During the 1990s, America experienced unprecedented economic growth, and the national poverty rate declined from a decade high of over 15 percent in 1993 to a low of 11.3 percent in 2000. A brief recession in 2001 led to an increase in poverty, with the most recent estimates indicating that just over 12 percent of the American population was poor in 2002. Not only is the poverty rate an important social indicator of the well-being of the least well off, but it is also a primary input for shaping many Federal policies and targeting program benefits.

Poverty is not distributed equally across the United States. Although most of the Nation’s poor live in metropolitan (metro) areas, poverty rates have been consistently higher in nonmetropolitan (nonmetro) areas in every year since the 1960s, when poverty rates were first officially recorded. Even with similar patterns of change in poverty rates over time, a metro-nonmetro gap in poverty rates persists. In the 1980s, the average incidence of poverty was 4.4 percentage points higher in nonmetro areas than in metro areas. During the 1990s, the gap declined and the average difference fell to 2.6 percentage points.

Time is an important dimension of poverty: Someone who is poor today but not tomorrow may be better off than someone who is poor today and poor tomorrow. To shed light on this aspect of poverty, ERS defined counties as being persistently poor if 20 percent or more of their populations were living in poverty over the last 30 years (measured by the 1970, 1980, 1990, and 2000 decennial censuses). This definition yielded 386 persistently poor counties in the U.S., representing 4 percent of the U.S. population. A majority (340 of 386) of the persistent-poverty counties are nonmetro counties. Persistent poverty is also more pervasive in the most rural areas, as seen in the share of counties that were persistently poor—4 percent of metro counties, 13 percent of micropolitan counties (the more urbanized nonmetro counties), and 18 percent of noncore, nonmetro counties (the most rural of nonmetro counties). (For more information on these classifications, see “Behind the Data” in Amber Waves, September 2003.)

A strong regional pattern of poverty and persistent poverty also emerges. No persistent-poverty counties are found in the Northeast, and only 60 of the nonmetro persistent-poverty counties are in the Midwest and West.
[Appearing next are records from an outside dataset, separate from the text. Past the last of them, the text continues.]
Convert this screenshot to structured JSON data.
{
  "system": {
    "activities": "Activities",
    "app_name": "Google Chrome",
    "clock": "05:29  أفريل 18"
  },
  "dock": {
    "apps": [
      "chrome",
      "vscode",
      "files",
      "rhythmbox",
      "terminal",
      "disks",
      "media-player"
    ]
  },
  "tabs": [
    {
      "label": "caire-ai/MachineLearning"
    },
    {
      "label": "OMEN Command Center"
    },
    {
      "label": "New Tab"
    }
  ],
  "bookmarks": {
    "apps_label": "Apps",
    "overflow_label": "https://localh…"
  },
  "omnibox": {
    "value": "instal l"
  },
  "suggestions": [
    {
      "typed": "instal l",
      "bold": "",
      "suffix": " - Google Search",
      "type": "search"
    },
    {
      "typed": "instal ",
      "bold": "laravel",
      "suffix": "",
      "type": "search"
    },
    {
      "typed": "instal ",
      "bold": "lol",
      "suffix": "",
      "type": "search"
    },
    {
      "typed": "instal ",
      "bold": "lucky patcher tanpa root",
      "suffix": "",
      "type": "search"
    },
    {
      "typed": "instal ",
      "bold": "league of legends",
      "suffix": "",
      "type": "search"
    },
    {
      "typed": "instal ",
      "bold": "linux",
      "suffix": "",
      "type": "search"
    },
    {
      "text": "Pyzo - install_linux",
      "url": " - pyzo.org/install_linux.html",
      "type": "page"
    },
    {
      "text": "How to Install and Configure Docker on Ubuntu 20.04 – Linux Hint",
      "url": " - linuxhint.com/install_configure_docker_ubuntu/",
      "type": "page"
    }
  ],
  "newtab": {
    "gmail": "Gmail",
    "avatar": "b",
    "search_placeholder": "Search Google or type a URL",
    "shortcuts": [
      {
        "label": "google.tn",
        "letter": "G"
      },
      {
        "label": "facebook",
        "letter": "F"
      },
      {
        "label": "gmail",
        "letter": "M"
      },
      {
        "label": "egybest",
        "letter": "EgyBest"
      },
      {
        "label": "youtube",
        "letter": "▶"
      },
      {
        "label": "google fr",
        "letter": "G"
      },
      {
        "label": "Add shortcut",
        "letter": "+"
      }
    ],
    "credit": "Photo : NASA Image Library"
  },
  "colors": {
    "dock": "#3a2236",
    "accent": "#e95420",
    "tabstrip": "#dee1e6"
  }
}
The remaining 280 nonmetro persistent-poverty counties are in the South, comprising 25 percent of the total nonmetro population there. Furthermore, the nonmetro South, with over 40 percent of the U.S. nonmetro population, has a significantly higher incidence of poverty. Poverty estimates for 2002 indicate that, in the South, 17.5 percent of nonmetro residents were poor compared with 14.2 percent of all nonmetro residents. Understanding differences in poverty between nonmetro and metro areas of the U.S. is important to understanding differences in well-being across these areas and can help inform the policy dialogue on poverty reduction strategies.